**Directions:** Go line by line through the records below. Copy whichever lines contain the string "toggle".

(Records to process begins)

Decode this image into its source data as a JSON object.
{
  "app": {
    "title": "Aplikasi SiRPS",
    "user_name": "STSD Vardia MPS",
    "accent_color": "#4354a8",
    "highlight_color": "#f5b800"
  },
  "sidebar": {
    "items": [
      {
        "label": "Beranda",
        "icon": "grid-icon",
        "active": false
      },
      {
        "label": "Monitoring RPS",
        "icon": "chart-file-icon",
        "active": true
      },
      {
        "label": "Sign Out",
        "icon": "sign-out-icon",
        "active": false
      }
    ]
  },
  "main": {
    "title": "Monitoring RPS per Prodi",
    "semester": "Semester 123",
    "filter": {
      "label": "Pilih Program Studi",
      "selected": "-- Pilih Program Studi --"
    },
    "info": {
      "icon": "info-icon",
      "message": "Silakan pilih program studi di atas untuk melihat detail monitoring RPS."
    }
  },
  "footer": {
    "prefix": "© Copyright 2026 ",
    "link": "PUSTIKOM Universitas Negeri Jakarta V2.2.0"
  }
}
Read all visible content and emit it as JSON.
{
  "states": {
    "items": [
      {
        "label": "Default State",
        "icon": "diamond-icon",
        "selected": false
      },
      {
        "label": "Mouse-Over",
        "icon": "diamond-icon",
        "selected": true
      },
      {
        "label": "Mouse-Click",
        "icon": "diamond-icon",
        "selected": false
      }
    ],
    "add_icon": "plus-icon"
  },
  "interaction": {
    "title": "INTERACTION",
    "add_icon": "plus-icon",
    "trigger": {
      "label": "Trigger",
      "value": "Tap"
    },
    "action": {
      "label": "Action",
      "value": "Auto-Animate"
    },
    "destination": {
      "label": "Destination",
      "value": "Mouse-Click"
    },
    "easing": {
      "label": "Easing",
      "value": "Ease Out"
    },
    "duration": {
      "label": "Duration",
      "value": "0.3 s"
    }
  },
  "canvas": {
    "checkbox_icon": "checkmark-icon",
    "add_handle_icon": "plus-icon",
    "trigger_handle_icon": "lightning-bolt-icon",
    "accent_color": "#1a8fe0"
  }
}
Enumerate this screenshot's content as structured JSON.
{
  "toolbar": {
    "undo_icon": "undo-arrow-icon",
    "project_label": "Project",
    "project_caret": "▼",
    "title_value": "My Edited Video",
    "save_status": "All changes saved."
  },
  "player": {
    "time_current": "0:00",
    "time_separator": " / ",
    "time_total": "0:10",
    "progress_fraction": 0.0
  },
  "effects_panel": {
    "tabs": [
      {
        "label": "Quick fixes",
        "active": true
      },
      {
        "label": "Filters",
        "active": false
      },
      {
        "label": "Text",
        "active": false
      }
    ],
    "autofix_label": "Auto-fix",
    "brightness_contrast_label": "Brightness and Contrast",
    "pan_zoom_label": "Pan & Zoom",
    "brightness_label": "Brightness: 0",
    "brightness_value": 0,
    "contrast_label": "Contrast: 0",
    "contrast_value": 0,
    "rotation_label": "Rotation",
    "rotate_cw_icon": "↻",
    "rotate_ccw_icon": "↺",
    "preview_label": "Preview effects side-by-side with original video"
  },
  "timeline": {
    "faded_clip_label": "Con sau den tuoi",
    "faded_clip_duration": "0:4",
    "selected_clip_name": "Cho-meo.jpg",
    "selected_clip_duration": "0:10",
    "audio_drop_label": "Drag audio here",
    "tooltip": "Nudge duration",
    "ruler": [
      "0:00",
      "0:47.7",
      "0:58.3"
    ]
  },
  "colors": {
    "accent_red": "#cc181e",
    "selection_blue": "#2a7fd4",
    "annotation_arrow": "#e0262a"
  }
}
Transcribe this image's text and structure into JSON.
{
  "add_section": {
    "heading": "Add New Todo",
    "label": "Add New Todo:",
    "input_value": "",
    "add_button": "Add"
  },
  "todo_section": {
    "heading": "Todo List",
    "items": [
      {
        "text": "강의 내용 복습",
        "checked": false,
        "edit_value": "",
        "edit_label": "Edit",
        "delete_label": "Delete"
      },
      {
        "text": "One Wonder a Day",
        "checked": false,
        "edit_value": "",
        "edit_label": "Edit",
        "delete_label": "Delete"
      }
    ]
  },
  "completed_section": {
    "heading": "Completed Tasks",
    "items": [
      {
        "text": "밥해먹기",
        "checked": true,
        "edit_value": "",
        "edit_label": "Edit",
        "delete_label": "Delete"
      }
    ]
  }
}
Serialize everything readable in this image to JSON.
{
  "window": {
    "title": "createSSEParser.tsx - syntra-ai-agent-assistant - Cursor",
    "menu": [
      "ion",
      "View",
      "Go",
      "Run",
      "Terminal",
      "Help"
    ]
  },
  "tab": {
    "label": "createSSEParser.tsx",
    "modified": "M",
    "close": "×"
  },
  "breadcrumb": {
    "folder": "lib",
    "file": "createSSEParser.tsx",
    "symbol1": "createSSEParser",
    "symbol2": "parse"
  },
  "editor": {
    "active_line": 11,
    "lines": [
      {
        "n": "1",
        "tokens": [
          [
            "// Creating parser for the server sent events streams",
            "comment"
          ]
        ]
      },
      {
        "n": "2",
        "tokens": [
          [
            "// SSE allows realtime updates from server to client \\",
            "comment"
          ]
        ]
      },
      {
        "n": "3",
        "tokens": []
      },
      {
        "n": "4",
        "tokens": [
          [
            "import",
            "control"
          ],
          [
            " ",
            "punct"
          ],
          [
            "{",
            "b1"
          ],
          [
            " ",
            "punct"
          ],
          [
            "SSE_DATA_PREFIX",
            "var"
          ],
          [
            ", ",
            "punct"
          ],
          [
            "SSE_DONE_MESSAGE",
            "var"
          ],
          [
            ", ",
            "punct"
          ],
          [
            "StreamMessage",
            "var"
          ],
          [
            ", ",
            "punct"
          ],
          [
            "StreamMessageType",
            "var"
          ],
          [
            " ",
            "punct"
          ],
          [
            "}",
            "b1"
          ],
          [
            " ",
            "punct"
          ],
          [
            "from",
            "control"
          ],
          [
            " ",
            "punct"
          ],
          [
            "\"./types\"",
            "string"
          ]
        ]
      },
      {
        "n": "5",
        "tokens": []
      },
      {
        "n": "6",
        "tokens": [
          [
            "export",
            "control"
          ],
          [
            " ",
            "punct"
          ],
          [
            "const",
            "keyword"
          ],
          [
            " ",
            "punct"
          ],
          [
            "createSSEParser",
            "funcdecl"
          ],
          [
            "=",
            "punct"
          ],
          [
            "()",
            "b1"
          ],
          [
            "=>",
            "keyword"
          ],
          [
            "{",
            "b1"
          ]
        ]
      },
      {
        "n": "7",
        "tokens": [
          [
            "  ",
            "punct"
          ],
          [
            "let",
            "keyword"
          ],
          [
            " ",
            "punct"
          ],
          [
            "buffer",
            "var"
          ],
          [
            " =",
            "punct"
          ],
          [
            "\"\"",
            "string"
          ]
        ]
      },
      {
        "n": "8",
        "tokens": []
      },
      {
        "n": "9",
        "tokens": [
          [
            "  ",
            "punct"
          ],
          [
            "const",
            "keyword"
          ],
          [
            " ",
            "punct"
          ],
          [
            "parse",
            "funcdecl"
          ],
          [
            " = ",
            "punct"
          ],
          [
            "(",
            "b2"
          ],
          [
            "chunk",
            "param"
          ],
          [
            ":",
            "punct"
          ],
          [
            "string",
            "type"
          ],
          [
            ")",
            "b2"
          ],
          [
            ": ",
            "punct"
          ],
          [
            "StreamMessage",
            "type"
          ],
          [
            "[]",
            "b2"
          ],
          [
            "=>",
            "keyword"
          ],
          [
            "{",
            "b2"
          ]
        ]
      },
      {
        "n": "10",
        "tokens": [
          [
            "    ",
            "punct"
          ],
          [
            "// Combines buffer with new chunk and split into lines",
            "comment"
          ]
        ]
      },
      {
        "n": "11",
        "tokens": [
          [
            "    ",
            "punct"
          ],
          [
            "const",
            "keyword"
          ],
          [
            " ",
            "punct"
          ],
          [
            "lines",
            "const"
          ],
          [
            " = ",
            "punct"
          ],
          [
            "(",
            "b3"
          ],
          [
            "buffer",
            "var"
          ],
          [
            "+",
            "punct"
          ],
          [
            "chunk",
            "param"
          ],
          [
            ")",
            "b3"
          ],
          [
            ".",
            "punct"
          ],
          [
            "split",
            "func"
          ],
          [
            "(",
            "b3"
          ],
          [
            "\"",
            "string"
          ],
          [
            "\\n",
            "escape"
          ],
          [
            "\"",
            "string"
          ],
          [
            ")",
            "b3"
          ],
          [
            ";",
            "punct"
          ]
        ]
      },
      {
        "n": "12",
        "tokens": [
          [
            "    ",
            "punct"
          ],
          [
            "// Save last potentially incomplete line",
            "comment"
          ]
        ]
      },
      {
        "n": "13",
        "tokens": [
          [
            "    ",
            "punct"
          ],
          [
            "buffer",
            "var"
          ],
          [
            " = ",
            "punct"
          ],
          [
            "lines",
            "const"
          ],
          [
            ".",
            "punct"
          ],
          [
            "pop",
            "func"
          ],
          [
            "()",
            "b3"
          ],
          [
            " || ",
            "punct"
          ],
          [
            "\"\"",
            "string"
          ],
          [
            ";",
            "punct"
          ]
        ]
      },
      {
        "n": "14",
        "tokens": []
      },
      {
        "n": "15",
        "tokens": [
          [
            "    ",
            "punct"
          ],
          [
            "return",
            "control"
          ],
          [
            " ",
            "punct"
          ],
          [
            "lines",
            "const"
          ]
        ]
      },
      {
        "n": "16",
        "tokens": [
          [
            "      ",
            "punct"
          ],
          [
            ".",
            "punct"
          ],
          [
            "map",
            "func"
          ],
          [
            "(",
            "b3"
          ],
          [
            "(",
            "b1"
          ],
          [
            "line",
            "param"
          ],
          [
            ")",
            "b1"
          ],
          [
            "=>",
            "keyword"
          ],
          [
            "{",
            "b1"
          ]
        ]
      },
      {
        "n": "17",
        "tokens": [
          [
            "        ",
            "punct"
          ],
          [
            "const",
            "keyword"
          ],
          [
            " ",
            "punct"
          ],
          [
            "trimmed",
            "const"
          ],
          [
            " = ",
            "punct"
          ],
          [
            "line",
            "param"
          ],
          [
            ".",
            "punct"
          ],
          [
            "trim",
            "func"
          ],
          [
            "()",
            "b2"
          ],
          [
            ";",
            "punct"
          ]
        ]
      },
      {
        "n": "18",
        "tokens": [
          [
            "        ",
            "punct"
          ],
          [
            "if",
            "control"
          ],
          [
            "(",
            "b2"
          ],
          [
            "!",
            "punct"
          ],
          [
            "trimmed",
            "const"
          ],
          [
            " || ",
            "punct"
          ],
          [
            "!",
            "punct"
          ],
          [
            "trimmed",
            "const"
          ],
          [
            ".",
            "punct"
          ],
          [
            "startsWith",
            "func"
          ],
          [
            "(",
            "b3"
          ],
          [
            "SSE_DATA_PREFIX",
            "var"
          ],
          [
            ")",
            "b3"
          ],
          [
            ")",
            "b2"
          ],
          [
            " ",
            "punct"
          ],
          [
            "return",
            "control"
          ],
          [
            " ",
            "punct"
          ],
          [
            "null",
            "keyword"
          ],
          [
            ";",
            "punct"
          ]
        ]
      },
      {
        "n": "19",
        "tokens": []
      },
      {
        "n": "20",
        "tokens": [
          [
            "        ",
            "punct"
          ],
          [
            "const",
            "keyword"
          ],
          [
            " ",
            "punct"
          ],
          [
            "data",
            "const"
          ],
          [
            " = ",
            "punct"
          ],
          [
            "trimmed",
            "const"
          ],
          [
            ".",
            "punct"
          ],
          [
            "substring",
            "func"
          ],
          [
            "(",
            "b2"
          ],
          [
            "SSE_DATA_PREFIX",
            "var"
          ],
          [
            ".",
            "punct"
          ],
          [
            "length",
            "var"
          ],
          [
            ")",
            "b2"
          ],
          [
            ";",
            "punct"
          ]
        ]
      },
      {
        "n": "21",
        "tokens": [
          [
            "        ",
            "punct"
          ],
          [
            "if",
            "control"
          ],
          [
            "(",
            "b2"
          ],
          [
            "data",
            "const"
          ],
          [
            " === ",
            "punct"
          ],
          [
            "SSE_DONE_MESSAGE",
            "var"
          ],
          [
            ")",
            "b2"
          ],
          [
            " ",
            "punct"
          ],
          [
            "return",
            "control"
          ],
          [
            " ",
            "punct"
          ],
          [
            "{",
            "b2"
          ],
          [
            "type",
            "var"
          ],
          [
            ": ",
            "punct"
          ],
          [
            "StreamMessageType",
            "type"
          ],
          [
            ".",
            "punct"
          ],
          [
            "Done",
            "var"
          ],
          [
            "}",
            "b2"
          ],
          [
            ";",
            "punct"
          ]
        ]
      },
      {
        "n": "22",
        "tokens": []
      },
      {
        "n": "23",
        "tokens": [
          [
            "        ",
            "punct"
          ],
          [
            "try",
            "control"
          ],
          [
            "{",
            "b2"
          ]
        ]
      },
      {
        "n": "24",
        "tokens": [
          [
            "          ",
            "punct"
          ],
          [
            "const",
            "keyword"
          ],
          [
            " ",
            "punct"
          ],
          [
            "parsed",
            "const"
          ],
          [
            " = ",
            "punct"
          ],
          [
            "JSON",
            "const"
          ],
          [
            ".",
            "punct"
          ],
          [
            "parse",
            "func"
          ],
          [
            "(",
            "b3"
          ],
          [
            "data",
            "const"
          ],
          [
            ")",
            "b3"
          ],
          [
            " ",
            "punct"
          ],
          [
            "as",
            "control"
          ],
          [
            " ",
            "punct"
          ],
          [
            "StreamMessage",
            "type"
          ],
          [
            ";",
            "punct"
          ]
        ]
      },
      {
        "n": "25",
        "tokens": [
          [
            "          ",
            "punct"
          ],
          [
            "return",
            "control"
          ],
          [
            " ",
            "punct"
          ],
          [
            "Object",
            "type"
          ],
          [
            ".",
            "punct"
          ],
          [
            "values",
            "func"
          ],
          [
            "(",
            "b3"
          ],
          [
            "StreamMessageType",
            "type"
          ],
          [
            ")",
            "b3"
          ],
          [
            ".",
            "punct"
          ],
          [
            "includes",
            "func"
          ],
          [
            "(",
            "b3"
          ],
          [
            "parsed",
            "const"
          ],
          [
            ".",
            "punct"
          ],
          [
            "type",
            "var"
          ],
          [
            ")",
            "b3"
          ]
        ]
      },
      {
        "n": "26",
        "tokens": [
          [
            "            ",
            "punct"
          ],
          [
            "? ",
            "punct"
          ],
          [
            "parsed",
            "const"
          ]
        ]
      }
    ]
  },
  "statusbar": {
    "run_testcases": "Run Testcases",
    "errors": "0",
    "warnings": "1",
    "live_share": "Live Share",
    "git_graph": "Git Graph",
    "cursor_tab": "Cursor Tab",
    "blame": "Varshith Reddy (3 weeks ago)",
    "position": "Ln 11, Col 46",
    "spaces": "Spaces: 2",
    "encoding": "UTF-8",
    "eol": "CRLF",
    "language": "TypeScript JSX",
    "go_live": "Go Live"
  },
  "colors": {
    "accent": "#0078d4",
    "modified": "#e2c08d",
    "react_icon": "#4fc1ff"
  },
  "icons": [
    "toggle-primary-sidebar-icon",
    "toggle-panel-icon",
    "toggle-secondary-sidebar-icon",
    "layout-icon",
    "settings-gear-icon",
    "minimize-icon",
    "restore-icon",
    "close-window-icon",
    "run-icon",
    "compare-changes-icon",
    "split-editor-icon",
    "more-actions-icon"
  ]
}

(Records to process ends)

**Your solution:**
    "toggle-primary-sidebar-icon",
    "toggle-panel-icon",
    "toggle-secondary-sidebar-icon",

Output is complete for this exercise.